What is required: Please retype the records below exactly, leaving out any pictures.

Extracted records

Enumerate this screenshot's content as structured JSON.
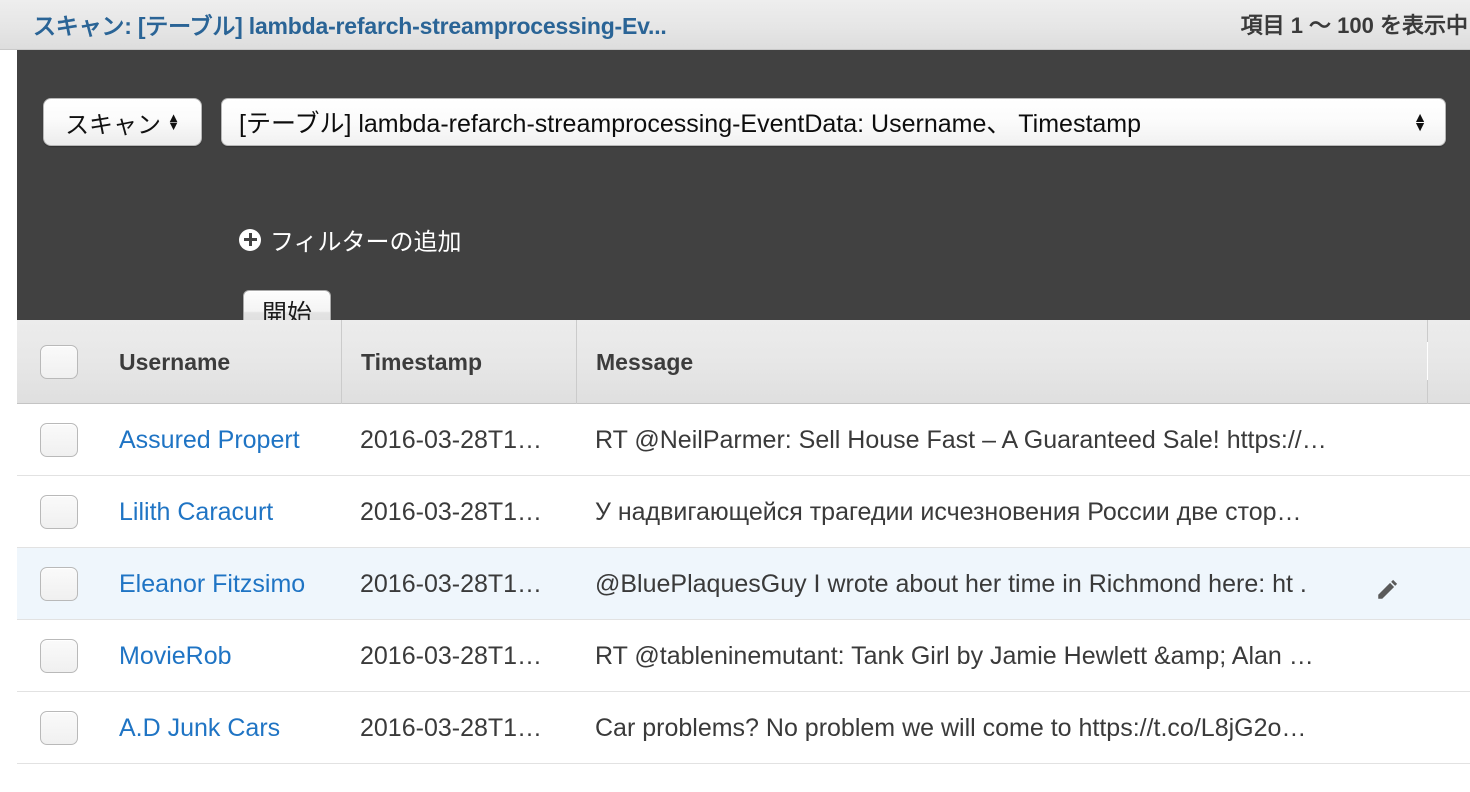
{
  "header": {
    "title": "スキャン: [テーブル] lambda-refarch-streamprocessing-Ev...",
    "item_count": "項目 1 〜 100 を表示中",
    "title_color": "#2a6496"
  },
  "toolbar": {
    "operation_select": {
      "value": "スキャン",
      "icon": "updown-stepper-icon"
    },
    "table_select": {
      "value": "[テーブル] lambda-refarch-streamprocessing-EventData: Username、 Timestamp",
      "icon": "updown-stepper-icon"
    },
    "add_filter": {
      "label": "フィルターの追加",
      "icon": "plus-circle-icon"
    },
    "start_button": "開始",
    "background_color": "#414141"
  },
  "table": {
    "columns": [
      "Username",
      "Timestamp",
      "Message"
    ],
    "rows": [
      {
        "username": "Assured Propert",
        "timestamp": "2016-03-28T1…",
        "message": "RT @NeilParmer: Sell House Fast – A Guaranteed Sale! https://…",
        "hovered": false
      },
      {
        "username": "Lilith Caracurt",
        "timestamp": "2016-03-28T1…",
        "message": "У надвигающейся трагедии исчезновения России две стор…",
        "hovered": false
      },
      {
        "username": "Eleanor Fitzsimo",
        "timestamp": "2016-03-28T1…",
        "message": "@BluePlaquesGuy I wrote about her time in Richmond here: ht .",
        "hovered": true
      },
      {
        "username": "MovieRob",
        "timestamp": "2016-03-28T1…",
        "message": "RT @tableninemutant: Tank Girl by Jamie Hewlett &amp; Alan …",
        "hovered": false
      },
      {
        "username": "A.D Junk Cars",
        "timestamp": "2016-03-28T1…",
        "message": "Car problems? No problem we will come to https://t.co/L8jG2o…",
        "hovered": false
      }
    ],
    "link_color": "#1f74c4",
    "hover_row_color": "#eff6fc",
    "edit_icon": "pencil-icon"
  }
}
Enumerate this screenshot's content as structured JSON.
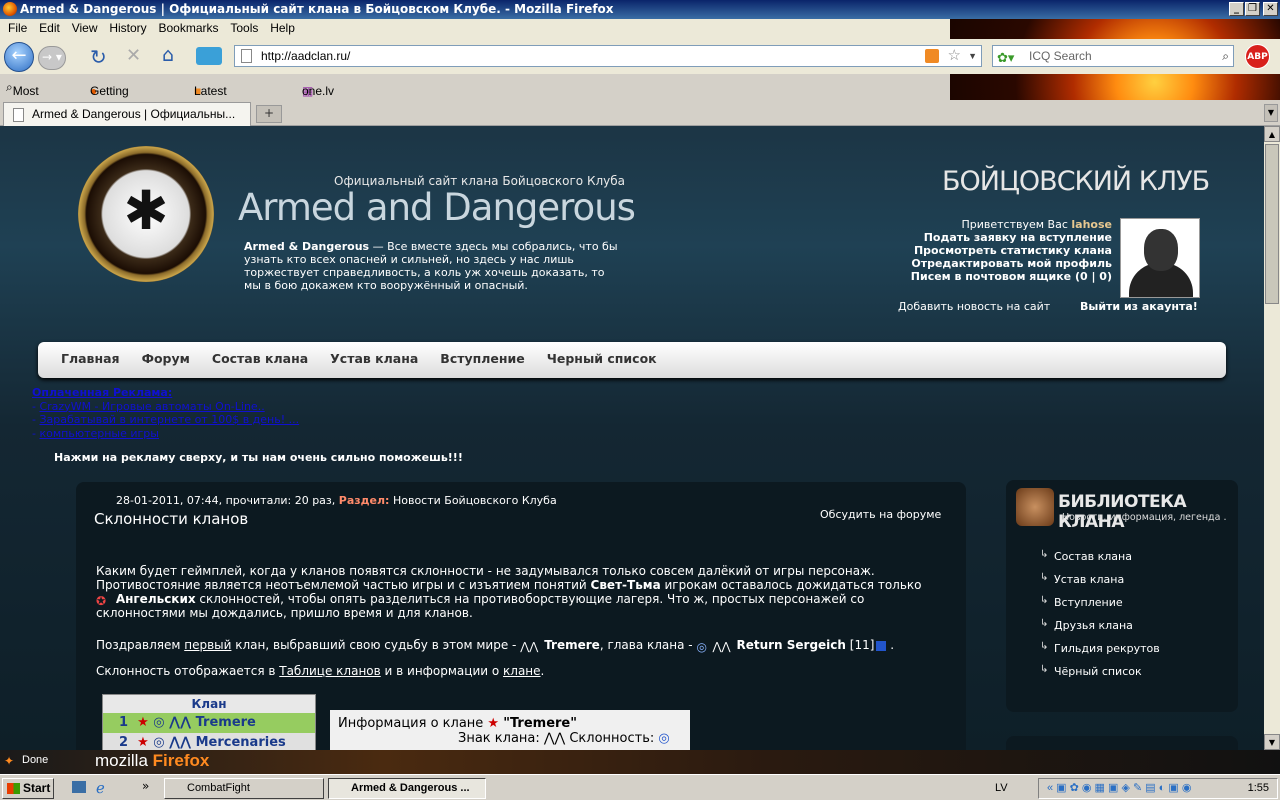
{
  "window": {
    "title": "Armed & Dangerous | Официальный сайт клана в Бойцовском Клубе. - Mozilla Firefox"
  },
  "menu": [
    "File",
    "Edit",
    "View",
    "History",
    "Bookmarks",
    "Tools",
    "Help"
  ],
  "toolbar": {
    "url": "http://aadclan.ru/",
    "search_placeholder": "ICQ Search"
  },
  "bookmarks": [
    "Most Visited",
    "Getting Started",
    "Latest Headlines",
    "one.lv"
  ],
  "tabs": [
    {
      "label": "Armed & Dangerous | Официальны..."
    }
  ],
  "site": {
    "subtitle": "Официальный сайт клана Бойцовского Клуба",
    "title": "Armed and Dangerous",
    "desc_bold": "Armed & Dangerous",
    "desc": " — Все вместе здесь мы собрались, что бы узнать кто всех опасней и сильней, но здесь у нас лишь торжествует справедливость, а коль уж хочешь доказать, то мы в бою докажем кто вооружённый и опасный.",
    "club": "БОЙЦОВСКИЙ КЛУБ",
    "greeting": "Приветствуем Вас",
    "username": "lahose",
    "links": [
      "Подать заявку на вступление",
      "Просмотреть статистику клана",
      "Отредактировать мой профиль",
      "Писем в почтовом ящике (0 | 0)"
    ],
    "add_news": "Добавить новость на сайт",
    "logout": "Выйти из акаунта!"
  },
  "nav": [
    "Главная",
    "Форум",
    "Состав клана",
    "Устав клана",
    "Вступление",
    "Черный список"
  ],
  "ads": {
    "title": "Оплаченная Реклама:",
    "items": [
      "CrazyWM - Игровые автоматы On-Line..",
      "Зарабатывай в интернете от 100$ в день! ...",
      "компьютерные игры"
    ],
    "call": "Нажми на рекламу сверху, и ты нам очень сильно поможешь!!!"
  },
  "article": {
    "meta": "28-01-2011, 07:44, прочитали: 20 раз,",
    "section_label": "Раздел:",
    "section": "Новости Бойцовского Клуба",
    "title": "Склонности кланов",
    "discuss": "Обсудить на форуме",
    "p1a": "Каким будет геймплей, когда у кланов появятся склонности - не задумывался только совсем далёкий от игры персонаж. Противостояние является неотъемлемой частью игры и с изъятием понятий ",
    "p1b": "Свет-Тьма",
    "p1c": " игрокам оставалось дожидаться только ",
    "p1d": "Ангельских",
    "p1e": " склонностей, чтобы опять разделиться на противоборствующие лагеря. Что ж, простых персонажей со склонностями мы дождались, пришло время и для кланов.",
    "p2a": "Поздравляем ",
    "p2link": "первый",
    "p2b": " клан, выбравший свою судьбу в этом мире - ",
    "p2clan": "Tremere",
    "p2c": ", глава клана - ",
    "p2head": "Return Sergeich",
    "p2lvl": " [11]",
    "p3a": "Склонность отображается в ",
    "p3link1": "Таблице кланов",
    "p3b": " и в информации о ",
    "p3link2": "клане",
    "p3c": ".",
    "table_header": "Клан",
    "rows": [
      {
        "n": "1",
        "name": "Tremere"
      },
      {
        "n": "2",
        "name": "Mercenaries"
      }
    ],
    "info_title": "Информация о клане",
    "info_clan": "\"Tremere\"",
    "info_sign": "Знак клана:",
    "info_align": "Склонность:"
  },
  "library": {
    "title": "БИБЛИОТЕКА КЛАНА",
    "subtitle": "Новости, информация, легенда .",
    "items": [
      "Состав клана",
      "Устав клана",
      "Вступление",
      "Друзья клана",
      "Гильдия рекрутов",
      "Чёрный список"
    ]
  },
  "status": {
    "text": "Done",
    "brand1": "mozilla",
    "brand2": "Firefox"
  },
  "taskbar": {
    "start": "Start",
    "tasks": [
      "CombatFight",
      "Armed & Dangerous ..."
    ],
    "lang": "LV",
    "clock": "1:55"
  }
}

Answer space:
Enumerate this screenshot's content as structured JSON.
{
  "header": {
    "title": "スキャン: [テーブル] lambda-refarch-streamprocessing-Ev...",
    "item_count": "項目 1 〜 100 を表示中",
    "title_color": "#2a6496"
  },
  "toolbar": {
    "operation_select": {
      "value": "スキャン",
      "icon": "updown-stepper-icon"
    },
    "table_select": {
      "value": "[テーブル] lambda-refarch-streamprocessing-EventData: Username、 Timestamp",
      "icon": "updown-stepper-icon"
    },
    "add_filter": {
      "label": "フィルターの追加",
      "icon": "plus-circle-icon"
    },
    "start_button": "開始",
    "background_color": "#414141"
  },
  "table": {
    "columns": [
      "Username",
      "Timestamp",
      "Message"
    ],
    "rows": [
      {
        "username": "Assured Propert",
        "timestamp": "2016-03-28T1…",
        "message": "RT @NeilParmer: Sell House Fast – A Guaranteed Sale! https://…",
        "hovered": false
      },
      {
        "username": "Lilith Caracurt",
        "timestamp": "2016-03-28T1…",
        "message": "У надвигающейся трагедии исчезновения России две стор…",
        "hovered": false
      },
      {
        "username": "Eleanor Fitzsimo",
        "timestamp": "2016-03-28T1…",
        "message": "@BluePlaquesGuy I wrote about her time in Richmond here: ht .",
        "hovered": true
      },
      {
        "username": "MovieRob",
        "timestamp": "2016-03-28T1…",
        "message": "RT @tableninemutant: Tank Girl by Jamie Hewlett &amp; Alan …",
        "hovered": false
      },
      {
        "username": "A.D Junk Cars",
        "timestamp": "2016-03-28T1…",
        "message": "Car problems? No problem we will come to https://t.co/L8jG2o…",
        "hovered": false
      }
    ],
    "link_color": "#1f74c4",
    "hover_row_color": "#eff6fc",
    "edit_icon": "pencil-icon"
  }
}
Enumerate this screenshot's content as structured JSON.
{
  "window": {
    "title": "Armed & Dangerous | Официальный сайт клана в Бойцовском Клубе. - Mozilla Firefox"
  },
  "menu": [
    "File",
    "Edit",
    "View",
    "History",
    "Bookmarks",
    "Tools",
    "Help"
  ],
  "toolbar": {
    "url": "http://aadclan.ru/",
    "search_placeholder": "ICQ Search"
  },
  "bookmarks": [
    "Most Visited",
    "Getting Started",
    "Latest Headlines",
    "one.lv"
  ],
  "tabs": [
    {
      "label": "Armed & Dangerous | Официальны..."
    }
  ],
  "site": {
    "subtitle": "Официальный сайт клана Бойцовского Клуба",
    "title": "Armed and Dangerous",
    "desc_bold": "Armed & Dangerous",
    "desc": " — Все вместе здесь мы собрались, что бы узнать кто всех опасней и сильней, но здесь у нас лишь торжествует справедливость, а коль уж хочешь доказать, то мы в бою докажем кто вооружённый и опасный.",
    "club": "БОЙЦОВСКИЙ КЛУБ",
    "greeting": "Приветствуем Вас",
    "username": "lahose",
    "links": [
      "Подать заявку на вступление",
      "Просмотреть статистику клана",
      "Отредактировать мой профиль",
      "Писем в почтовом ящике (0 | 0)"
    ],
    "add_news": "Добавить новость на сайт",
    "logout": "Выйти из акаунта!"
  },
  "nav": [
    "Главная",
    "Форум",
    "Состав клана",
    "Устав клана",
    "Вступление",
    "Черный список"
  ],
  "ads": {
    "title": "Оплаченная Реклама:",
    "items": [
      "CrazyWM - Игровые автоматы On-Line..",
      "Зарабатывай в интернете от 100$ в день! ...",
      "компьютерные игры"
    ],
    "call": "Нажми на рекламу сверху, и ты нам очень сильно поможешь!!!"
  },
  "article": {
    "meta": "28-01-2011, 07:44, прочитали: 20 раз,",
    "section_label": "Раздел:",
    "section": "Новости Бойцовского Клуба",
    "title": "Склонности кланов",
    "discuss": "Обсудить на форуме",
    "p1a": "Каким будет геймплей, когда у кланов появятся склонности - не задумывался только совсем далёкий от игры персонаж. Противостояние является неотъемлемой частью игры и с изъятием понятий ",
    "p1b": "Свет-Тьма",
    "p1c": " игрокам оставалось дожидаться только ",
    "p1d": "Ангельских",
    "p1e": " склонностей, чтобы опять разделиться на противоборствующие лагеря. Что ж, простых персонажей со склонностями мы дождались, пришло время и для кланов.",
    "p2a": "Поздравляем ",
    "p2link": "первый",
    "p2b": " клан, выбравший свою судьбу в этом мире - ",
    "p2clan": "Tremere",
    "p2c": ", глава клана - ",
    "p2head": "Return Sergeich",
    "p2lvl": " [11]",
    "p3a": "Склонность отображается в ",
    "p3link1": "Таблице кланов",
    "p3b": " и в информации о ",
    "p3link2": "клане",
    "p3c": ".",
    "table_header": "Клан",
    "rows": [
      {
        "n": "1",
        "name": "Tremere"
      },
      {
        "n": "2",
        "name": "Mercenaries"
      }
    ],
    "info_title": "Информация о клане",
    "info_clan": "\"Tremere\"",
    "info_sign": "Знак клана:",
    "info_align": "Склонность:"
  },
  "library": {
    "title": "БИБЛИОТЕКА КЛАНА",
    "subtitle": "Новости, информация, легенда .",
    "items": [
      "Состав клана",
      "Устав клана",
      "Вступление",
      "Друзья клана",
      "Гильдия рекрутов",
      "Чёрный список"
    ]
  },
  "status": {
    "text": "Done",
    "brand1": "mozilla",
    "brand2": "Firefox"
  },
  "taskbar": {
    "start": "Start",
    "tasks": [
      "CombatFight",
      "Armed & Dangerous ..."
    ],
    "lang": "LV",
    "clock": "1:55"
  }
}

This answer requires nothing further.